Is there a hole in the soul of music? Have human imperfections been completely removed from nearly all music, and is that a bad thing?
Have you ever really thought about the difference between the way older and present-day recordings affect you? I'm not so much talking about sound quality; older recordings have a very different feel. They have more juice, more soul, more life, and that's why they connect with people in a completely different way than hyperprocessed contemporary music does.
Today, for example, Auto-Tuned vocals are so ubiquitous that my friend, mastering engineer Dave McNair, exclaimed, "The only way to know for sure a vocal hasn't been Auto-Tuned, is an out of tune vocal." So once a new technology is available, the engineers can't resist using it. This isn't so much about analog versus digital recording formats. No, it's the way recordings are made. Too many are assembled out of bits and pieces of sound to create technically perfect, but soulless music. It's not that great music can't be made with computers, but it's sure less likely to get my mojo workin'.
That's not just my opinion. Daptone Records founder Gabe Roth said, "You used to have people together in a room playing a song; now they make records that try to sound like people together playing a song." Drummer/producer Steve Jordan is very much aware of the problem that plagues so many contemporary recordings, and he said, "When you're spending too much time 'perfecting' the music, you're probably going to lose the feel. Human beings' heart rates aren't steady, they go up and down, but that's exactly what's being extracted from a lot of today's music."

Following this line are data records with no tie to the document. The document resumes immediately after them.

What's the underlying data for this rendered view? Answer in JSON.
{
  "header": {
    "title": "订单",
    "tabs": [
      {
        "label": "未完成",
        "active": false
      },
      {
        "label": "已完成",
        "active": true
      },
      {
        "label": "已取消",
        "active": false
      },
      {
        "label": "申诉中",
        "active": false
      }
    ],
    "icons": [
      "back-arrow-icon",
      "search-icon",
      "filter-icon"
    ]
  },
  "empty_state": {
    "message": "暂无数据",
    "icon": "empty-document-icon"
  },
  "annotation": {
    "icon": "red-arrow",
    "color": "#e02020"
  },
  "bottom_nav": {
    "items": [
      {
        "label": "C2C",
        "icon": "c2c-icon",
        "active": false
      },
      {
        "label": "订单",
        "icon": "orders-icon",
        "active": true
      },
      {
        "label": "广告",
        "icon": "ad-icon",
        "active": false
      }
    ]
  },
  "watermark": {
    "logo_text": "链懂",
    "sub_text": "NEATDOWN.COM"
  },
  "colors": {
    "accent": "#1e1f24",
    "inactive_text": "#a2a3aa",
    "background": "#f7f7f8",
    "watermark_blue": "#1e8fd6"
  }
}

So the question is: has music become too perfect, and lost its way? Lord knows I'm not talking about the sound (quality) of music. It generally sounds like crap, and it's overly compressed, equalized, and processed. Computer editing systems scrub every last bit of humanity out of the music, so all that's left is glistening perfection, which has little to do with the way the band played in the first place.
In the days before a computer ever graced a studio, great recordings were regularly made in a day or two. Bob Dylan's earliest albums, the first Beatles, and hundreds of now classic Blue Note jazz albums were all knocked out in less than a day. A record might be recorded, mixed, mastered, and released in a week. That was possible because in those days engineers captured complete performances; most of today's pop/rock music is assembled out of fragments of highly processed sound. The robotic, mechanical, purely synthetic perfection can take weeks or months to accomplish. I thought computers were supposed to streamline creativity, not slow it down.

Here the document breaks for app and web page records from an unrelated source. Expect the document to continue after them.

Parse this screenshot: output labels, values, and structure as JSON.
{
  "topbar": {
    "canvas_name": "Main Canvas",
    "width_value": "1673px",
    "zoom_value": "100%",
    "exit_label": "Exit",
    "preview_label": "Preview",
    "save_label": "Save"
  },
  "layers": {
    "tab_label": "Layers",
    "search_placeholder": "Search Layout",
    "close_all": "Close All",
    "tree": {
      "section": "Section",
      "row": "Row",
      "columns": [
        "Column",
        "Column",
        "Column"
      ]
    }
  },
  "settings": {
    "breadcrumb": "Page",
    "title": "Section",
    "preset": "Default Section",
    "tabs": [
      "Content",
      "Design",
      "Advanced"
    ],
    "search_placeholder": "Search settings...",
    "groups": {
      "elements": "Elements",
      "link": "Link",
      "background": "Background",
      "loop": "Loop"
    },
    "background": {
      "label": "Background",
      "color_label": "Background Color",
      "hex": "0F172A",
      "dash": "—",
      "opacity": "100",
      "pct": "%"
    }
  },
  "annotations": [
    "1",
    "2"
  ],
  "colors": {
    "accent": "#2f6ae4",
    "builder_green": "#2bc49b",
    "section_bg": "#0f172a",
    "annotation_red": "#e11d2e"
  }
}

Novelist Rick Moody ("The Ice Storm"; "The Four Fingers of Death") was on the Soundcheck radio show this past Monday, discussing the same trend.
I wrote about soulless sound in greater depth in a recent Stereophile article, The Deflavorizing Machine.